$\endgroup$
-4
$\begingroup$

The probability is either 1 or 0.

It's the same as the probability of any observable current/past event. E.g. the probability that I am wearing pants right now: I either am or am not, there is no uncertainty around it.

$\endgroup$
12
  • 5
    $\begingroup$ From my perspective whether you are wearing pants or not is not an observable event. I would say the probability that you are wearing pants is about 0.2. $\endgroup$
    – N. Virgo
    Apr 14 at 5:38
  • 3
    $\begingroup$ I think you may be confused about the subjective nature of probability. $\endgroup$
    – Sneftel
    Apr 14 at 15:49
  • 1
    $\begingroup$ @fectin 1 of course. Yet if you had not told me the ball you drew was a red one, then my answer would have been 1/2. $\endgroup$
    – N. Virgo
    Apr 15 at 4:03
  • 1
    $\begingroup$ @fectin 1/2 Is referring to the probability that you picked a red ball, not the full outcome.
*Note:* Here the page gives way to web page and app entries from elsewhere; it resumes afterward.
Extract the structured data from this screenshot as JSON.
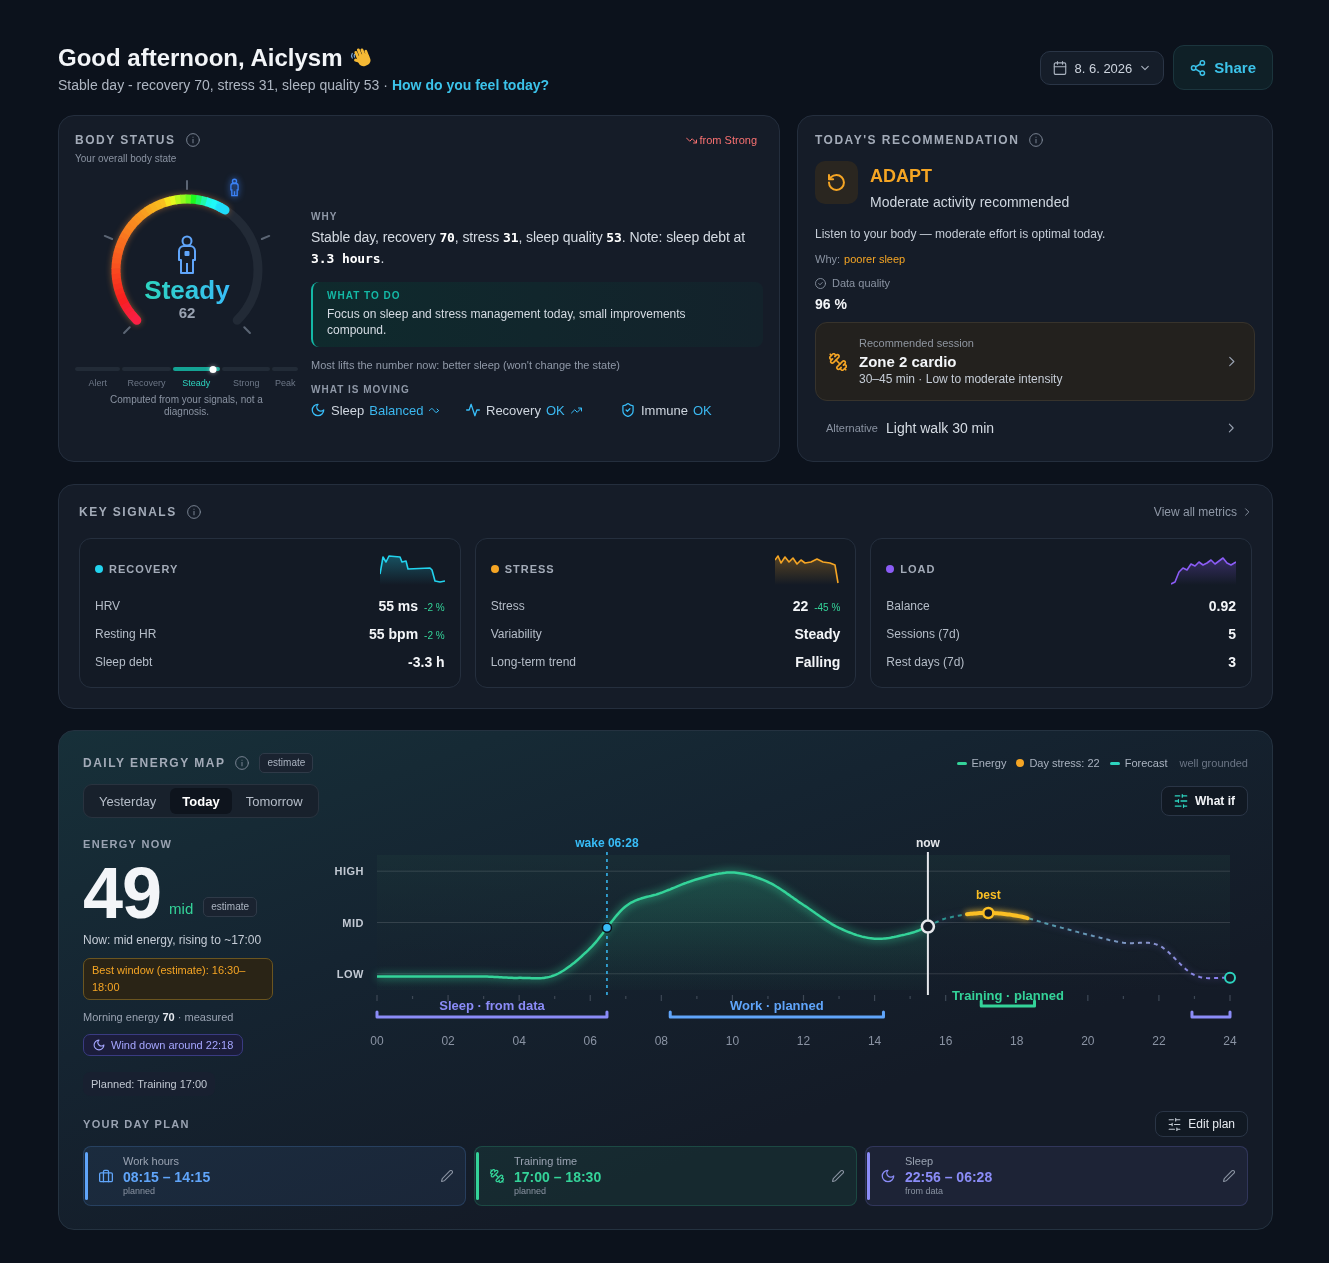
{
  "header": {
    "greeting": "Good afternoon, Aiclysm",
    "summary": "Stable day - recovery 70, stress 31, sleep quality 53 ·",
    "link": "How do you feel today?",
    "date": "8. 6. 2026",
    "share": "Share"
  },
  "body_status": {
    "title": "BODY STATUS",
    "subtitle": "Your overall body state",
    "change": {
      "label": "from Strong"
    },
    "gauge": {
      "state": "Steady",
      "score": "62",
      "level": 0.62
    },
    "scale": [
      {
        "label": "Alert",
        "selected": false
      },
      {
        "label": "Recovery",
        "selected": false
      },
      {
        "label": "Steady",
        "selected": true
      },
      {
        "label": "Strong",
        "selected": false
      },
      {
        "label": "Peak",
        "selected": false
      }
    ],
    "disclaimer": "Computed from your signals, not a diagnosis.",
    "why_title": "WHY",
    "why": "Stable day, recovery **70**, stress **31**, sleep quality **53**. Note: sleep debt at **3.3 hours**.",
    "todo": {
      "title": "WHAT TO DO",
      "text": "Focus on sleep and stress management today, small improvements compound."
    },
    "lift_note": "Most lifts the number now: better sleep (won't change the state)",
    "moving_title": "WHAT IS MOVING",
    "moving": [
      {
        "kind": "sleep",
        "label": "Sleep",
        "status": "Balanced",
        "trend": {
          "kind": "sideways"
        }
      },
      {
        "kind": "recovery",
        "label": "Recovery",
        "status": "OK",
        "trend": {
          "kind": "up"
        }
      },
      {
        "kind": "immune",
        "label": "Immune",
        "status": "OK"
      }
    ]
  },
  "recommendation": {
    "title": "TODAY'S RECOMMENDATION",
    "mode": "ADAPT",
    "headline": "Moderate activity recommended",
    "advice": "Listen to your body — moderate effort is optimal today.",
    "why_label": "Why:",
    "why_value": "poorer sleep",
    "quality_label": "Data quality",
    "quality_value": "96 %",
    "session": {
      "caption": "Recommended session",
      "name": "Zone 2 cardio",
      "details": "30–45 min · Low to moderate intensity"
    },
    "alternative": {
      "caption": "Alternative",
      "name": "Light walk 30 min"
    }
  },
  "key_signals": {
    "title": "KEY SIGNALS",
    "link": "View all metrics",
    "cards": [
      {
        "title": "RECOVERY",
        "color": "#22d3ee",
        "rows": [
          {
            "label": "HRV",
            "value": "55 ms",
            "delta": "-2 %"
          },
          {
            "label": "Resting HR",
            "value": "55 bpm",
            "delta": "-2 %"
          },
          {
            "label": "Sleep debt",
            "value": "-3.3 h"
          }
        ]
      },
      {
        "title": "STRESS",
        "color": "#f5a524",
        "rows": [
          {
            "label": "Stress",
            "value": "22",
            "delta": "-45 %"
          },
          {
            "label": "Variability",
            "value": "Steady"
          },
          {
            "label": "Long-term trend",
            "value": "Falling"
          }
        ]
      },
      {
        "title": "LOAD",
        "color": "#8b5cf6",
        "rows": [
          {
            "label": "Balance",
            "value": "0.92"
          },
          {
            "label": "Sessions (7d)",
            "value": "5"
          },
          {
            "label": "Rest days (7d)",
            "value": "3"
          }
        ]
      }
    ]
  },
  "energy_map": {
    "title": "DAILY ENERGY MAP",
    "badge": "estimate",
    "legend": [
      {
        "kind": "line",
        "label": "Energy",
        "color": "#34d399"
      },
      {
        "kind": "dot",
        "label": "Day stress: 22",
        "color": "#f5a524"
      },
      {
        "kind": "line",
        "label": "Forecast",
        "color": "#2dd4bf"
      }
    ],
    "legend_note": "well grounded",
    "tabs": [
      {
        "label": "Yesterday",
        "selected": false
      },
      {
        "label": "Today",
        "selected": true
      },
      {
        "label": "Tomorrow",
        "selected": false
      }
    ],
    "what_if": "What if",
    "now": {
      "title": "ENERGY NOW",
      "value": "49",
      "level_label": "mid",
      "badge": "estimate",
      "summary": "Now: mid energy, rising to ~17:00",
      "best_window": "Best window (estimate): 16:30–18:00",
      "morning": "Morning energy **70** · measured",
      "wind_down": "Wind down around 22:18",
      "planned": "Planned: Training 17:00"
    },
    "chart": {
      "levels": [
        "HIGH",
        "MID",
        "LOW"
      ],
      "hours": [
        "00",
        "02",
        "04",
        "06",
        "08",
        "10",
        "12",
        "14",
        "16",
        "18",
        "20",
        "22",
        "24"
      ],
      "markers": [
        {
          "label": "wake 06:28",
          "color": "#38bdf8"
        },
        {
          "label": "now",
          "color": "#e5e7eb"
        }
      ],
      "best_label": "best",
      "spans": [
        {
          "label": "Sleep · from data",
          "color": "#8b8cf8"
        },
        {
          "label": "Work · planned",
          "color": "#60a5fa"
        },
        {
          "label": "Training · planned",
          "color": "#34d399"
        },
        {
          "color": "#8b8cf8"
        }
      ]
    }
  },
  "day_plan": {
    "title": "YOUR DAY PLAN",
    "edit": "Edit plan",
    "items": [
      {
        "kind": "work",
        "label": "Work hours",
        "time": "08:15 – 14:15",
        "note": "planned",
        "color": "#60a5fa"
      },
      {
        "kind": "training",
        "label": "Training time",
        "time": "17:00 – 18:30",
        "note": "planned",
        "color": "#34d399"
      },
      {
        "kind": "sleep",
        "label": "Sleep",
        "time": "22:56 – 06:28",
        "note": "from data",
        "color": "#8b8cf8"
      }
    ]
  }
}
In the case of this riddle, the point is you don't know whether the man is lying on Thursday. This means you need a probability value that tells you approximately if you were to run the situation repeatedly what the chance he's lying on Thursday is. The problem with your population portion comparison is that you do not just calculate probability by purely the amount of options available $\endgroup$
    – TMK
    Apr 15 at 16:04
  • 2
    $\begingroup$ @fectin I think you are much less likely to offer me that bet if you are shorter than average than if you are not. If you offer the bet then I have a posterior probability $p(\text{fectin is short}\mid\text{fectin offers the bet}) = p(\text{fectin offers bet}\mid\text{fectin is short})p(\text{fectin is shorter than average})/p(\text{fectin offers bet})$. I think the ratio $p(\text{fectin offers bet}\mid\text{fectin is short})/p(\text{fectin offers bet})$ is very small, let's say 0.01, and so my posterior probability for you being short is 0.5*0.01=0.005, and I would not like to take that bet. $\endgroup$
    – N. Virgo
    Apr 16 at 13:46

Your Answer

By clicking “Post Your Answer”, you agree to our terms of service, privacy policy and cookie policy

Not the answer you're looking for? Browse other questions tagged or ask your own question.